__Work order__: Search the entries below for "kind" and copy each matching line.

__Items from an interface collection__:
====================

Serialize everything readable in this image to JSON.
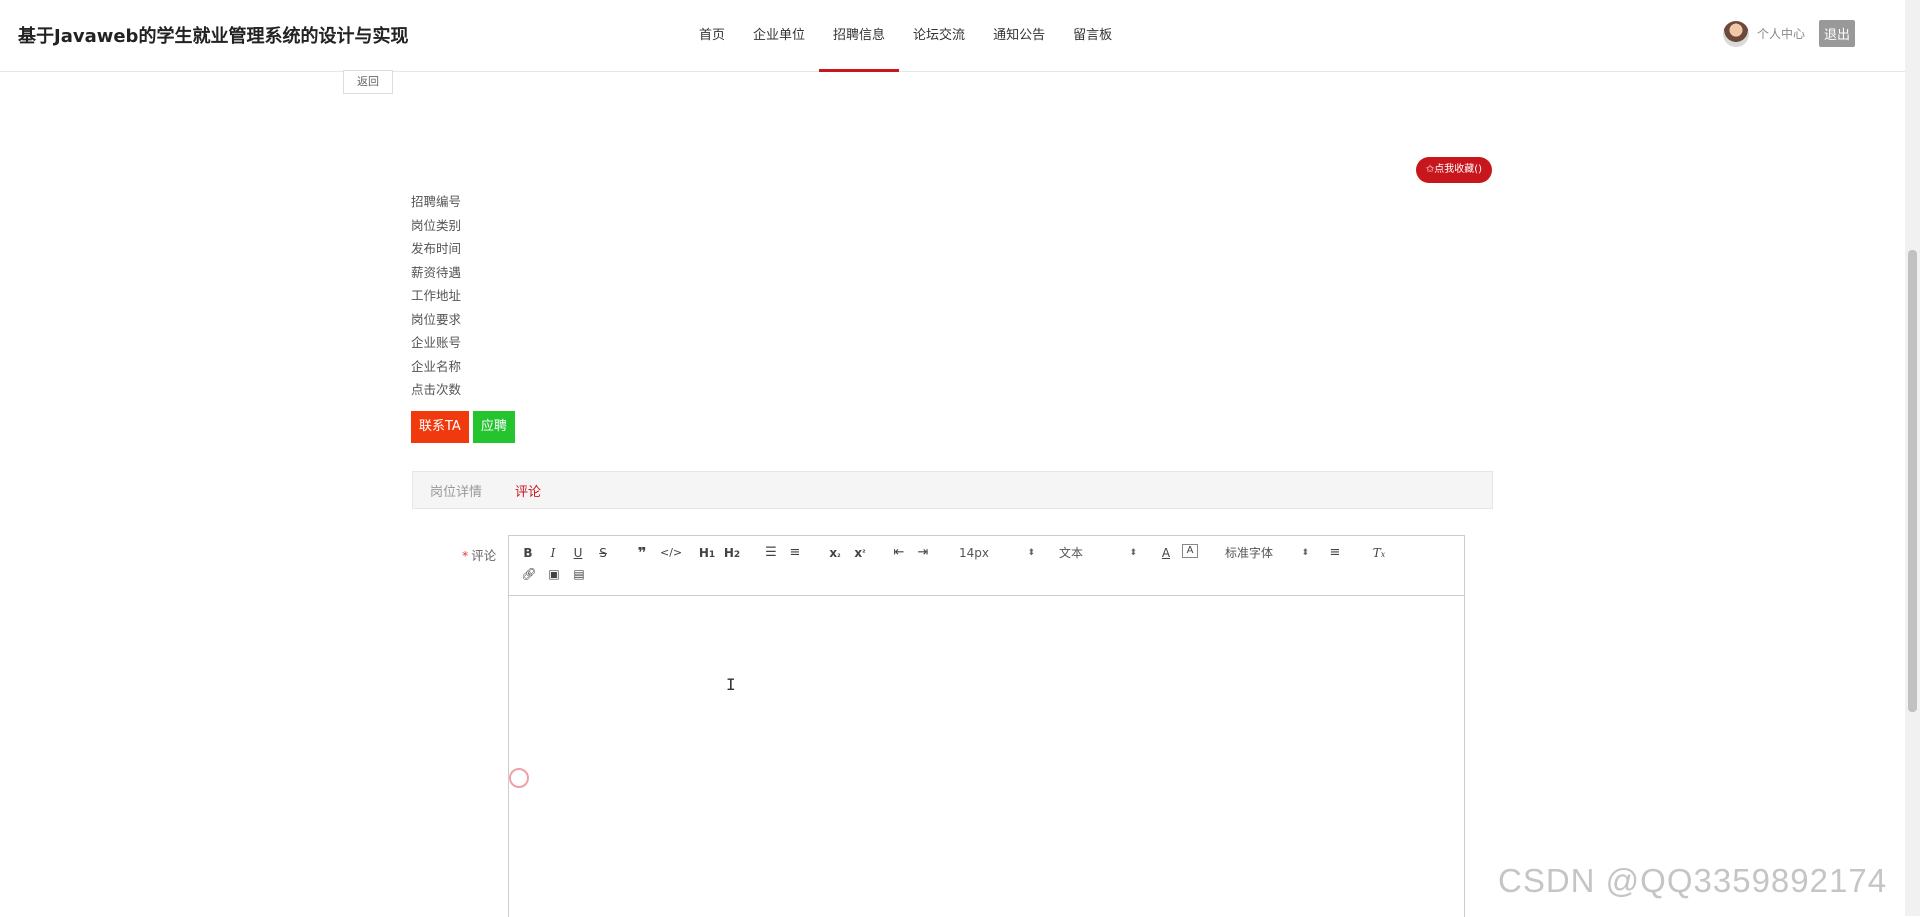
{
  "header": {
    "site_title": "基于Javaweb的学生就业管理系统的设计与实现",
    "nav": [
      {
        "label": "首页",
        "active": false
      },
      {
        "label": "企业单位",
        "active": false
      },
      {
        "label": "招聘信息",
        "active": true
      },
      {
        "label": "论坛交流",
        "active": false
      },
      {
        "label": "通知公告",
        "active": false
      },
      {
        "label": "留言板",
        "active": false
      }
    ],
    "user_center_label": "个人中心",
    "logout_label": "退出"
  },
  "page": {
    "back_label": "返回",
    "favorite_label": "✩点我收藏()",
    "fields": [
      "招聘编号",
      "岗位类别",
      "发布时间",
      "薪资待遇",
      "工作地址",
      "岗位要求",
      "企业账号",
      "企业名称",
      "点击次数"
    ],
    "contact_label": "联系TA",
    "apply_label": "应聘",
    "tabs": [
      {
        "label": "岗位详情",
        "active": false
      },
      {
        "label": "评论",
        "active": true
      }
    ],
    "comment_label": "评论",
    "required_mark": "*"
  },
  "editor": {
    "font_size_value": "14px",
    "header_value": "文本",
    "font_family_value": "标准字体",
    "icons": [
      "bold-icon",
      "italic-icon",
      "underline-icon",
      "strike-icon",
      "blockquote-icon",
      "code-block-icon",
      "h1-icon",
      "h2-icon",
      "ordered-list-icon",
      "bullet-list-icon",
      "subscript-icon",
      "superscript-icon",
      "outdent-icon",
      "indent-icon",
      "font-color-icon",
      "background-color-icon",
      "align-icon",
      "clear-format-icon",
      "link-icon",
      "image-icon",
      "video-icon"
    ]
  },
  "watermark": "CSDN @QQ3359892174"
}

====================

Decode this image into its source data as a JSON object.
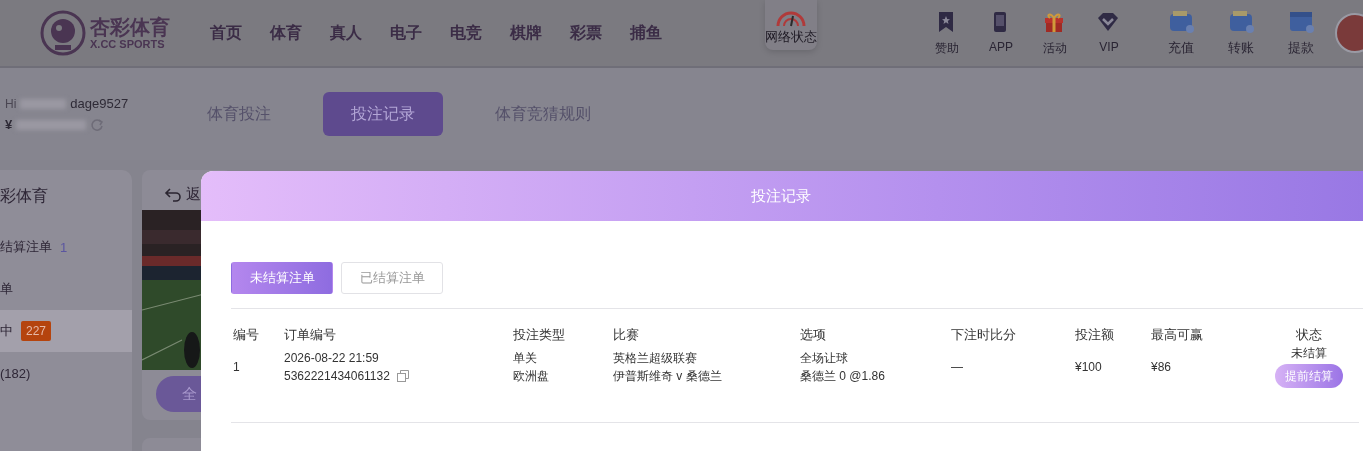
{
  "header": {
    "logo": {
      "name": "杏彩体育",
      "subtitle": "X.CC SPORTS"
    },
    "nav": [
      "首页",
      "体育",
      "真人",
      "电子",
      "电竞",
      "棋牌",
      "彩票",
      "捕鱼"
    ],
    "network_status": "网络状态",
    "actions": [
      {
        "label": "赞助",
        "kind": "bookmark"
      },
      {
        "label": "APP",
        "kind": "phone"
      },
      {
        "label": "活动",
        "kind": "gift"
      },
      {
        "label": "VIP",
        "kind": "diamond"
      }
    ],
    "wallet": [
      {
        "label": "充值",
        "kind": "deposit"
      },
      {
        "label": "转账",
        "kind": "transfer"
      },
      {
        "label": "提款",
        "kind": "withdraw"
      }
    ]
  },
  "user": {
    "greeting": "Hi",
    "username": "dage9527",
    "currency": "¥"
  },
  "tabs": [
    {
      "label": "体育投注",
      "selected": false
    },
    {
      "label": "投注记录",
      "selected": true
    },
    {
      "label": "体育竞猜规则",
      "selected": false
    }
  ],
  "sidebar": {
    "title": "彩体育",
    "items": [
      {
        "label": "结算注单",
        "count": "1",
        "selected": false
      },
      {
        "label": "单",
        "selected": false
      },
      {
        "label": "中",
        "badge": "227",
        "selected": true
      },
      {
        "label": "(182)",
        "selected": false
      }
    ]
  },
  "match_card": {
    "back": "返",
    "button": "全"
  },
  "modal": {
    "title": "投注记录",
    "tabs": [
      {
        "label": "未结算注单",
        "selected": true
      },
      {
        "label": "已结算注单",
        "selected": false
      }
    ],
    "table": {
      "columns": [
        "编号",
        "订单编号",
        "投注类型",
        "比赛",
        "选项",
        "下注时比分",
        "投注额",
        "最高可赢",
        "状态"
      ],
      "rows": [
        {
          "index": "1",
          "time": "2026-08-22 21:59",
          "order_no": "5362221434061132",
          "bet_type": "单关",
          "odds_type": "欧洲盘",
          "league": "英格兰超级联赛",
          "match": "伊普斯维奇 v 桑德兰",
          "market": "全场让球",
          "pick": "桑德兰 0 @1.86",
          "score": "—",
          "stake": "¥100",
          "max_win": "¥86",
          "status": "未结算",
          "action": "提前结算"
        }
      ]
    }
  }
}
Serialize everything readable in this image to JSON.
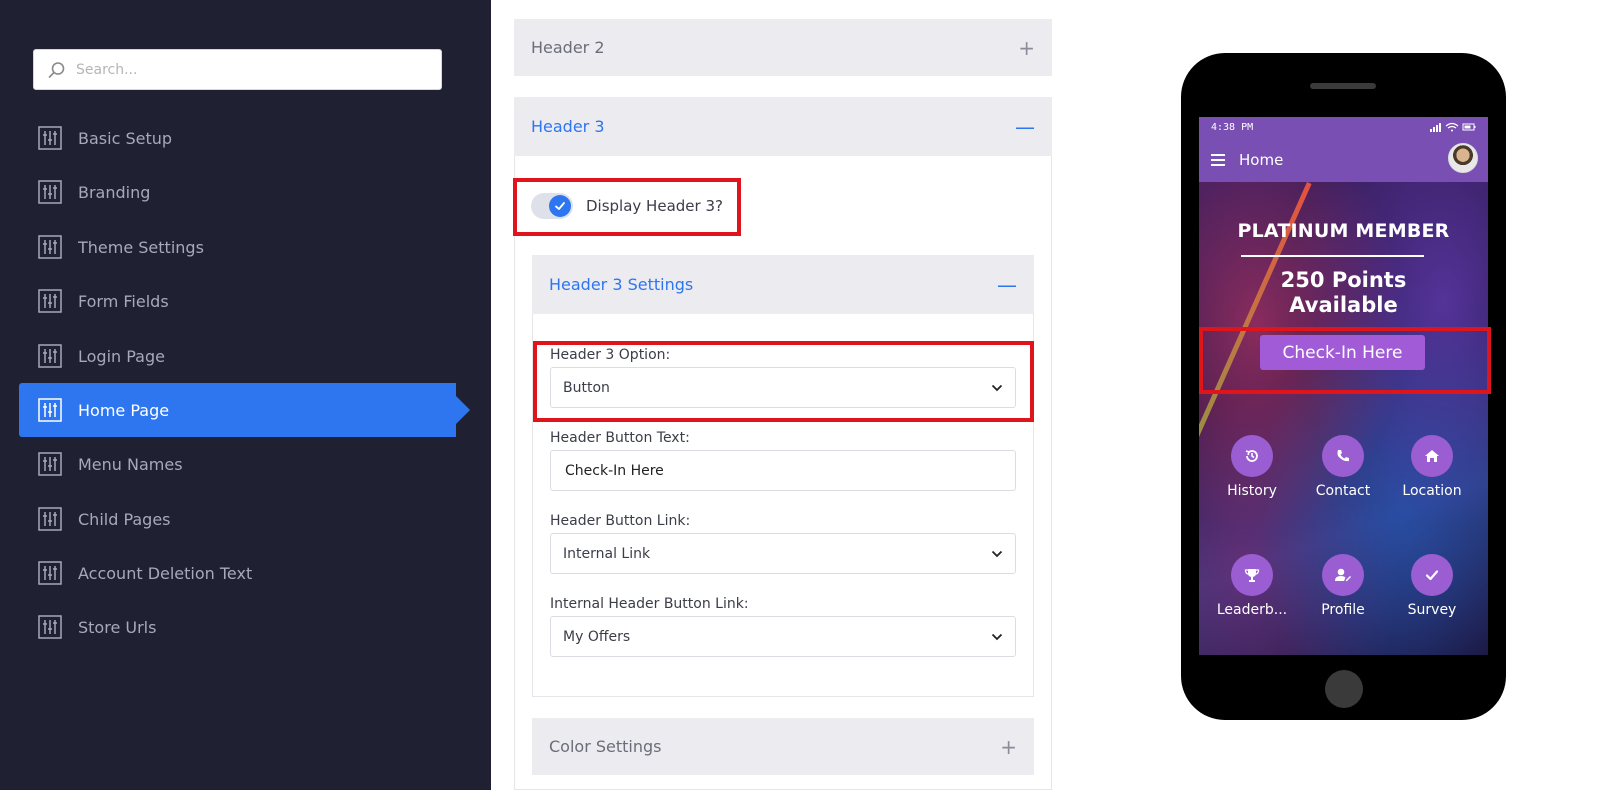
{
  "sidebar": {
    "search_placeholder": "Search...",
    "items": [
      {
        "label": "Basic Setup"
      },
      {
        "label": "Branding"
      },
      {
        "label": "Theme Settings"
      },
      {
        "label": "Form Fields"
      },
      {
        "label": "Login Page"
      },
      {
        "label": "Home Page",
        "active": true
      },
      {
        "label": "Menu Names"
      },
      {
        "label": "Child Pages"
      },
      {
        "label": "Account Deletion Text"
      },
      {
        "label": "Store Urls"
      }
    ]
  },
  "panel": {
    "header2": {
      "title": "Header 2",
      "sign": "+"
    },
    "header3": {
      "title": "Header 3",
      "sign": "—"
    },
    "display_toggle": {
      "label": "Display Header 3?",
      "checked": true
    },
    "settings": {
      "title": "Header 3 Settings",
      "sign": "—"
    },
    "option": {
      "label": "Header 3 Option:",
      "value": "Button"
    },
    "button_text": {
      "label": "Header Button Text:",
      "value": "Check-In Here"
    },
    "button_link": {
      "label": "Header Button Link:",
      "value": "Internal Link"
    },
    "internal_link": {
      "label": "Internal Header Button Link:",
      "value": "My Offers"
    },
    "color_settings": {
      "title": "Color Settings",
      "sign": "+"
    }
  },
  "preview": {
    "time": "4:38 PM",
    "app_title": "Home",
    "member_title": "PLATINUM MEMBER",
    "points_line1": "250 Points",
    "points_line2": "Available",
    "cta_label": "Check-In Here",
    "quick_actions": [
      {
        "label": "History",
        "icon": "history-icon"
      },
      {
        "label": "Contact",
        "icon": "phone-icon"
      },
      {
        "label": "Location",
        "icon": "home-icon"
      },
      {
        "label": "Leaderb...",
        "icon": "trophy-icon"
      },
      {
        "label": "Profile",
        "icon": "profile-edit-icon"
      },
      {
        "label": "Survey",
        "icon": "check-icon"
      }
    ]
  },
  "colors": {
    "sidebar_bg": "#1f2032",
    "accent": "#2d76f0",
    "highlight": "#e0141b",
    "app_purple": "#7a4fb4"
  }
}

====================

__Answer to this exercise__:
        "kind": "bookmark"
        "kind": "phone"
        "kind": "gift"
        "kind": "diamond"
        "kind": "deposit"
        "kind": "transfer"
        "kind": "withdraw"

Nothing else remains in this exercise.